Problem details:
What lines of the data below include the word "Integration"? Report them by copying each.

[Entries from a dataset of interfaces]
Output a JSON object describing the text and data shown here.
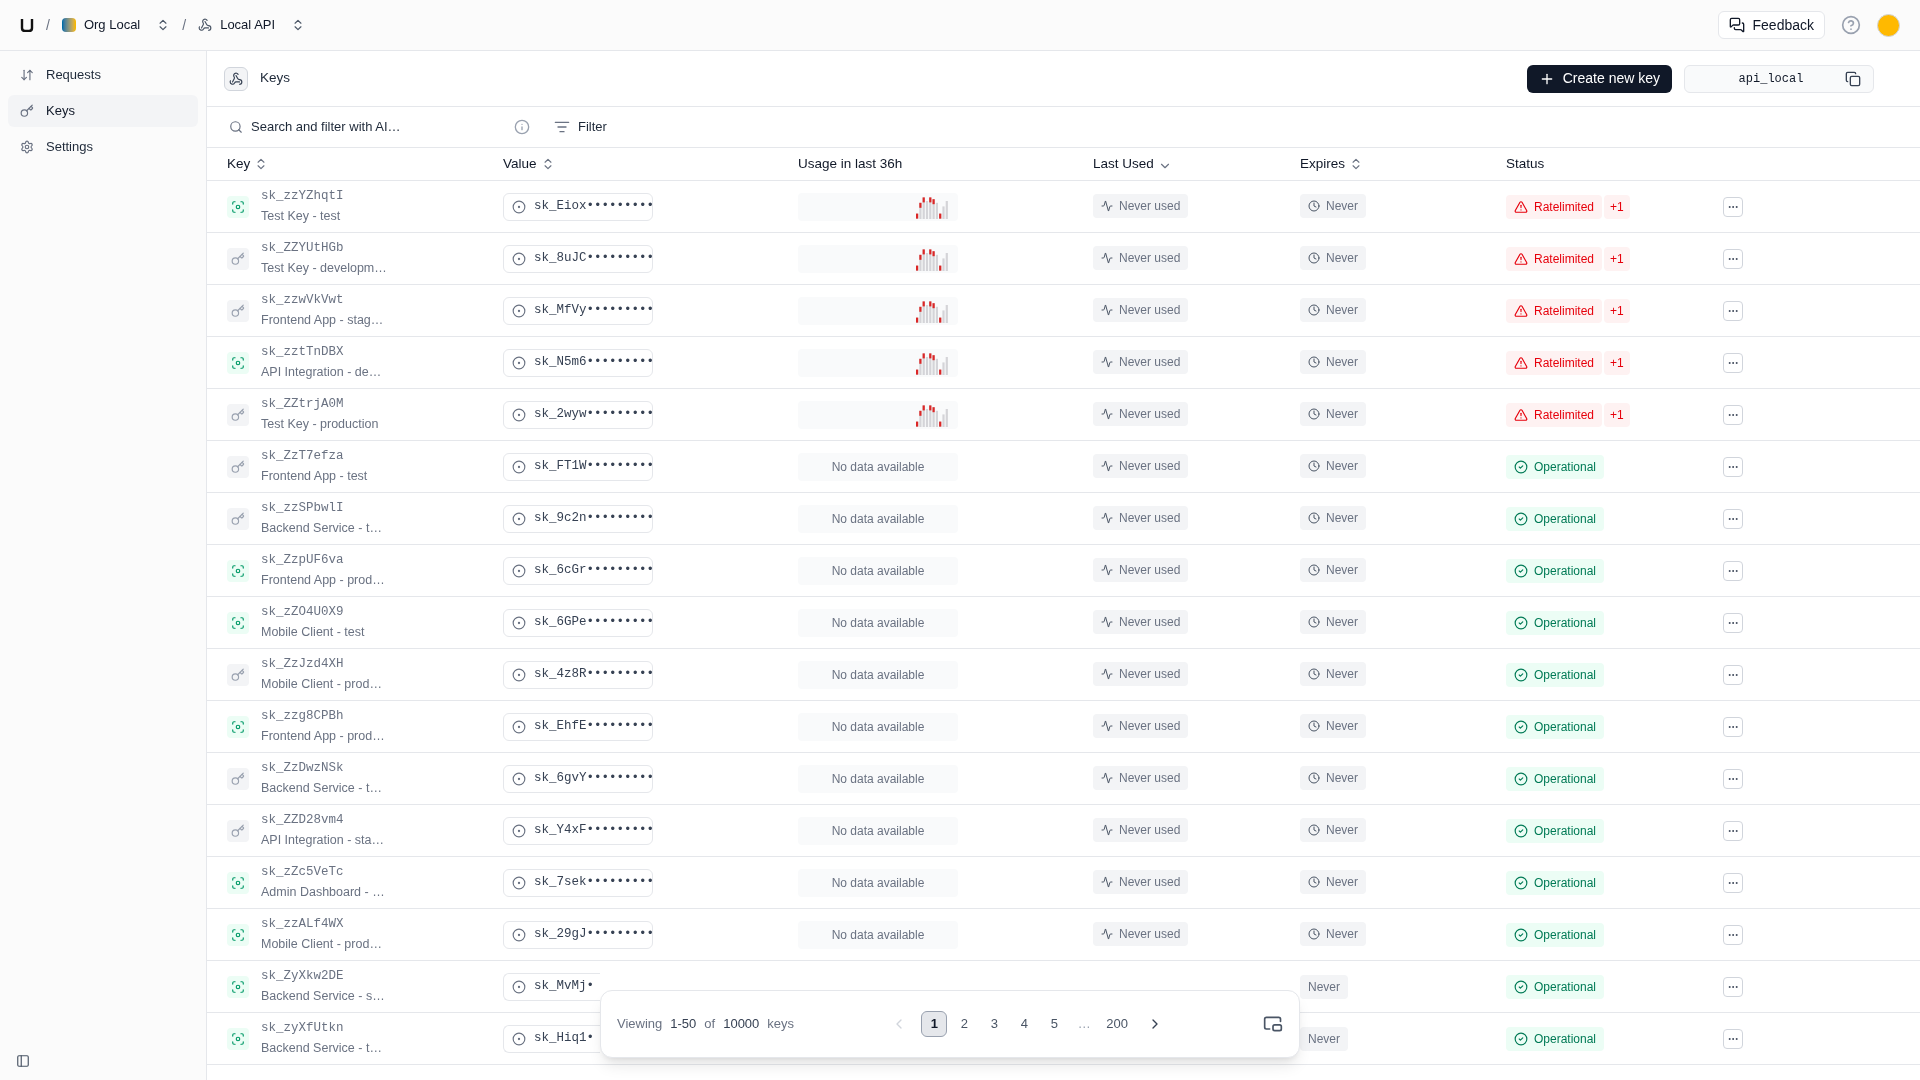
{
  "breadcrumb": [
    {
      "separator": "/",
      "label": "Org Local",
      "kind": "org"
    },
    {
      "separator": "/",
      "label": "Local API",
      "kind": "api"
    }
  ],
  "topbar": {
    "feedback": "Feedback"
  },
  "sidebar": {
    "items": [
      {
        "label": "Requests",
        "kind": "requests",
        "selected": false
      },
      {
        "label": "Keys",
        "kind": "keys",
        "selected": true
      },
      {
        "label": "Settings",
        "kind": "settings",
        "selected": false
      }
    ]
  },
  "header": {
    "title": "Keys",
    "create_button": "Create new key",
    "api_id": "api_local"
  },
  "search": {
    "placeholder": "Search and filter with AI…",
    "filter": "Filter"
  },
  "table": {
    "columns": [
      {
        "label": "Key",
        "kind": "sortable"
      },
      {
        "label": "Value",
        "kind": "sortable"
      },
      {
        "label": "Usage in last 36h",
        "kind": "plain"
      },
      {
        "label": "Last Used",
        "kind": "sorted"
      },
      {
        "label": "Expires",
        "kind": "sortable"
      },
      {
        "label": "Status",
        "kind": "plain"
      }
    ],
    "rows": [
      {
        "key": "sk_zzYZhqtI",
        "name": "Test Key - test",
        "kind": "scan",
        "value": "sk_Eiox•••••••••",
        "usage": {
          "kind": "chart"
        },
        "last_used": "Never used",
        "expires": "Never",
        "status": {
          "kind": "ratelimited",
          "label": "Ratelimited",
          "extra": "+1"
        }
      },
      {
        "key": "sk_ZZYUtHGb",
        "name": "Test Key - developm…",
        "kind": "key",
        "value": "sk_8uJC•••••••••",
        "usage": {
          "kind": "chart"
        },
        "last_used": "Never used",
        "expires": "Never",
        "status": {
          "kind": "ratelimited",
          "label": "Ratelimited",
          "extra": "+1"
        }
      },
      {
        "key": "sk_zzwVkVwt",
        "name": "Frontend App - stag…",
        "kind": "key",
        "value": "sk_MfVy•••••••••",
        "usage": {
          "kind": "chart"
        },
        "last_used": "Never used",
        "expires": "Never",
        "status": {
          "kind": "ratelimited",
          "label": "Ratelimited",
          "extra": "+1"
        }
      },
      {
        "key": "sk_zztTnDBX",
        "name": "API Integration - de…",
        "kind": "scan",
        "value": "sk_N5m6•••••••••",
        "usage": {
          "kind": "chart"
        },
        "last_used": "Never used",
        "expires": "Never",
        "status": {
          "kind": "ratelimited",
          "label": "Ratelimited",
          "extra": "+1"
        }
      },
      {
        "key": "sk_ZZtrjA0M",
        "name": "Test Key - production",
        "kind": "key",
        "value": "sk_2wyw•••••••••",
        "usage": {
          "kind": "chart"
        },
        "last_used": "Never used",
        "expires": "Never",
        "status": {
          "kind": "ratelimited",
          "label": "Ratelimited",
          "extra": "+1"
        }
      },
      {
        "key": "sk_ZzT7efza",
        "name": "Frontend App - test",
        "kind": "key",
        "value": "sk_FT1W•••••••••",
        "usage": {
          "kind": "empty",
          "label": "No data available"
        },
        "last_used": "Never used",
        "expires": "Never",
        "status": {
          "kind": "operational",
          "label": "Operational"
        }
      },
      {
        "key": "sk_zzSPbwlI",
        "name": "Backend Service - t…",
        "kind": "key",
        "value": "sk_9c2n•••••••••",
        "usage": {
          "kind": "empty",
          "label": "No data available"
        },
        "last_used": "Never used",
        "expires": "Never",
        "status": {
          "kind": "operational",
          "label": "Operational"
        }
      },
      {
        "key": "sk_ZzpUF6va",
        "name": "Frontend App - prod…",
        "kind": "scan",
        "value": "sk_6cGr•••••••••",
        "usage": {
          "kind": "empty",
          "label": "No data available"
        },
        "last_used": "Never used",
        "expires": "Never",
        "status": {
          "kind": "operational",
          "label": "Operational"
        }
      },
      {
        "key": "sk_zZO4U0X9",
        "name": "Mobile Client - test",
        "kind": "scan",
        "value": "sk_6GPe•••••••••",
        "usage": {
          "kind": "empty",
          "label": "No data available"
        },
        "last_used": "Never used",
        "expires": "Never",
        "status": {
          "kind": "operational",
          "label": "Operational"
        }
      },
      {
        "key": "sk_ZzJzd4XH",
        "name": "Mobile Client - prod…",
        "kind": "key",
        "value": "sk_4z8R•••••••••",
        "usage": {
          "kind": "empty",
          "label": "No data available"
        },
        "last_used": "Never used",
        "expires": "Never",
        "status": {
          "kind": "operational",
          "label": "Operational"
        }
      },
      {
        "key": "sk_zzg8CPBh",
        "name": "Frontend App - prod…",
        "kind": "scan",
        "value": "sk_EhfE•••••••••",
        "usage": {
          "kind": "empty",
          "label": "No data available"
        },
        "last_used": "Never used",
        "expires": "Never",
        "status": {
          "kind": "operational",
          "label": "Operational"
        }
      },
      {
        "key": "sk_ZzDwzNSk",
        "name": "Backend Service - t…",
        "kind": "key",
        "value": "sk_6gvY•••••••••",
        "usage": {
          "kind": "empty",
          "label": "No data available"
        },
        "last_used": "Never used",
        "expires": "Never",
        "status": {
          "kind": "operational",
          "label": "Operational"
        }
      },
      {
        "key": "sk_ZZD28vm4",
        "name": "API Integration - sta…",
        "kind": "key",
        "value": "sk_Y4xF•••••••••",
        "usage": {
          "kind": "empty",
          "label": "No data available"
        },
        "last_used": "Never used",
        "expires": "Never",
        "status": {
          "kind": "operational",
          "label": "Operational"
        }
      },
      {
        "key": "sk_zZc5VeTc",
        "name": "Admin Dashboard - …",
        "kind": "scan",
        "value": "sk_7sek•••••••••",
        "usage": {
          "kind": "empty",
          "label": "No data available"
        },
        "last_used": "Never used",
        "expires": "Never",
        "status": {
          "kind": "operational",
          "label": "Operational"
        }
      },
      {
        "key": "sk_zzALf4WX",
        "name": "Mobile Client - prod…",
        "kind": "scan",
        "value": "sk_29gJ•••••••••",
        "usage": {
          "kind": "empty",
          "label": "No data available"
        },
        "last_used": "Never used",
        "expires": "Never",
        "status": {
          "kind": "operational",
          "label": "Operational"
        }
      },
      {
        "key": "sk_ZyXkw2DE",
        "name": "Backend Service - s…",
        "kind": "scan",
        "value": "sk_MvMj•",
        "covered": true,
        "expires": "Never",
        "status": {
          "kind": "operational",
          "label": "Operational"
        }
      },
      {
        "key": "sk_zyXfUtkn",
        "name": "Backend Service - t…",
        "kind": "scan",
        "value": "sk_Hiq1•",
        "covered": true,
        "expires": "Never",
        "status": {
          "kind": "operational",
          "label": "Operational"
        }
      }
    ]
  },
  "pagination": {
    "viewing": "Viewing",
    "range": "1-50",
    "of": "of",
    "total": "10000",
    "unit": "keys",
    "pages": [
      {
        "label": "1",
        "selected": true
      },
      {
        "label": "2",
        "selected": false
      },
      {
        "label": "3",
        "selected": false
      },
      {
        "label": "4",
        "selected": false
      },
      {
        "label": "5",
        "selected": false
      },
      {
        "label": "…",
        "kind": "gap"
      },
      {
        "label": "200",
        "selected": false
      }
    ]
  }
}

Answer to the problem:
        "name": "API Integration - de…",
        "name": "API Integration - sta…",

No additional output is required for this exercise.